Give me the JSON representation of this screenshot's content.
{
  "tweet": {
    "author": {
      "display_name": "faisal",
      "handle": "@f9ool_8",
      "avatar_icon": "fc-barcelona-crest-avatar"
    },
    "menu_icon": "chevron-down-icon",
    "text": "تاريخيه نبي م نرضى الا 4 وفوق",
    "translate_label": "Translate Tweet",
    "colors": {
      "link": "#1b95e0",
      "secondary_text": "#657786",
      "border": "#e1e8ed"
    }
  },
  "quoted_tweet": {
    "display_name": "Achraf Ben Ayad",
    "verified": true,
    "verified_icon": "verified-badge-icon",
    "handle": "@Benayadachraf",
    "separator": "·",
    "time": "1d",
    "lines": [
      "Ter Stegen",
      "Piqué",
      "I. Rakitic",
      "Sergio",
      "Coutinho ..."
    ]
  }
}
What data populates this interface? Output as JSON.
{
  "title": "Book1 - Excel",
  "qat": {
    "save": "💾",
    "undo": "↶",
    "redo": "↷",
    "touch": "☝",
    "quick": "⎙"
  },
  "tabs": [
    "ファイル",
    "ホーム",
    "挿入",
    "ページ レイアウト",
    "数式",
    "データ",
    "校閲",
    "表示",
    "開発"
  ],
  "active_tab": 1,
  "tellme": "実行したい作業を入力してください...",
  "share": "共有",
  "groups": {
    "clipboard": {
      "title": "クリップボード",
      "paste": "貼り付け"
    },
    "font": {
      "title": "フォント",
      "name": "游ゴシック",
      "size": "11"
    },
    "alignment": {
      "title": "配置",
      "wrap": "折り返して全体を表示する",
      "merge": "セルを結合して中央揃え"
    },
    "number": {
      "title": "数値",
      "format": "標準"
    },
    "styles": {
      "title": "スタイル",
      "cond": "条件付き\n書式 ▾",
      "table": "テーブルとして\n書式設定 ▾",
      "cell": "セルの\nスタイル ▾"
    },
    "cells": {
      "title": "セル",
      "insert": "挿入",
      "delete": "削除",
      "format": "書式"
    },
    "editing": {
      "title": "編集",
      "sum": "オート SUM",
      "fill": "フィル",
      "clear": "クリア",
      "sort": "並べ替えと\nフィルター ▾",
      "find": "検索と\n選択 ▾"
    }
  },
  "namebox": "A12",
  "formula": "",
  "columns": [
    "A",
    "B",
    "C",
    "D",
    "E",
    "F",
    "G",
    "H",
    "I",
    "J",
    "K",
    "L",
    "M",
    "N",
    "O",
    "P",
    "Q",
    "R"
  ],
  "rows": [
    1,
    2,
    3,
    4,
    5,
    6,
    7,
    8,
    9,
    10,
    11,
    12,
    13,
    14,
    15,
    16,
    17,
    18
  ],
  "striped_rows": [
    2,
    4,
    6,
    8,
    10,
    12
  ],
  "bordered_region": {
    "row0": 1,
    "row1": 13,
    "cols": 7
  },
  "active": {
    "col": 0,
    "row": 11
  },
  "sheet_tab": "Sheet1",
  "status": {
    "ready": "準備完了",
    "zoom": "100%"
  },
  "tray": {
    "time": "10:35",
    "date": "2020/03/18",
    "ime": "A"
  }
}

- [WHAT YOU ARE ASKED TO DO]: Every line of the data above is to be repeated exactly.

- [COMPLETED EXERCISE]:
Give me the JSON representation of this screenshot's content.
{
  "tweet": {
    "author": {
      "display_name": "faisal",
      "handle": "@f9ool_8",
      "avatar_icon": "fc-barcelona-crest-avatar"
    },
    "menu_icon": "chevron-down-icon",
    "text": "تاريخيه نبي م نرضى الا 4 وفوق",
    "translate_label": "Translate Tweet",
    "colors": {
      "link": "#1b95e0",
      "secondary_text": "#657786",
      "border": "#e1e8ed"
    }
  },
  "quoted_tweet": {
    "display_name": "Achraf Ben Ayad",
    "verified": true,
    "verified_icon": "verified-badge-icon",
    "handle": "@Benayadachraf",
    "separator": "·",
    "time": "1d",
    "lines": [
      "Ter Stegen",
      "Piqué",
      "I. Rakitic",
      "Sergio",
      "Coutinho ..."
    ]
  }
}
What data populates this interface? Output as JSON.
{
  "title": "Book1 - Excel",
  "qat": {
    "save": "💾",
    "undo": "↶",
    "redo": "↷",
    "touch": "☝",
    "quick": "⎙"
  },
  "tabs": [
    "ファイル",
    "ホーム",
    "挿入",
    "ページ レイアウト",
    "数式",
    "データ",
    "校閲",
    "表示",
    "開発"
  ],
  "active_tab": 1,
  "tellme": "実行したい作業を入力してください...",
  "share": "共有",
  "groups": {
    "clipboard": {
      "title": "クリップボード",
      "paste": "貼り付け"
    },
    "font": {
      "title": "フォント",
      "name": "游ゴシック",
      "size": "11"
    },
    "alignment": {
      "title": "配置",
      "wrap": "折り返して全体を表示する",
      "merge": "セルを結合して中央揃え"
    },
    "number": {
      "title": "数値",
      "format": "標準"
    },
    "styles": {
      "title": "スタイル",
      "cond": "条件付き\n書式 ▾",
      "table": "テーブルとして\n書式設定 ▾",
      "cell": "セルの\nスタイル ▾"
    },
    "cells": {
      "title": "セル",
      "insert": "挿入",
      "delete": "削除",
      "format": "書式"
    },
    "editing": {
      "title": "編集",
      "sum": "オート SUM",
      "fill": "フィル",
      "clear": "クリア",
      "sort": "並べ替えと\nフィルター ▾",
      "find": "検索と\n選択 ▾"
    }
  },
  "namebox": "A12",
  "formula": "",
  "columns": [
    "A",
    "B",
    "C",
    "D",
    "E",
    "F",
    "G",
    "H",
    "I",
    "J",
    "K",
    "L",
    "M",
    "N",
    "O",
    "P",
    "Q",
    "R"
  ],
  "rows": [
    1,
    2,
    3,
    4,
    5,
    6,
    7,
    8,
    9,
    10,
    11,
    12,
    13,
    14,
    15,
    16,
    17,
    18
  ],
  "striped_rows": [
    2,
    4,
    6,
    8,
    10,
    12
  ],
  "bordered_region": {
    "row0": 1,
    "row1": 13,
    "cols": 7
  },
  "active": {
    "col": 0,
    "row": 11
  },
  "sheet_tab": "Sheet1",
  "status": {
    "ready": "準備完了",
    "zoom": "100%"
  },
  "tray": {
    "time": "10:35",
    "date": "2020/03/18",
    "ime": "A"
  }
}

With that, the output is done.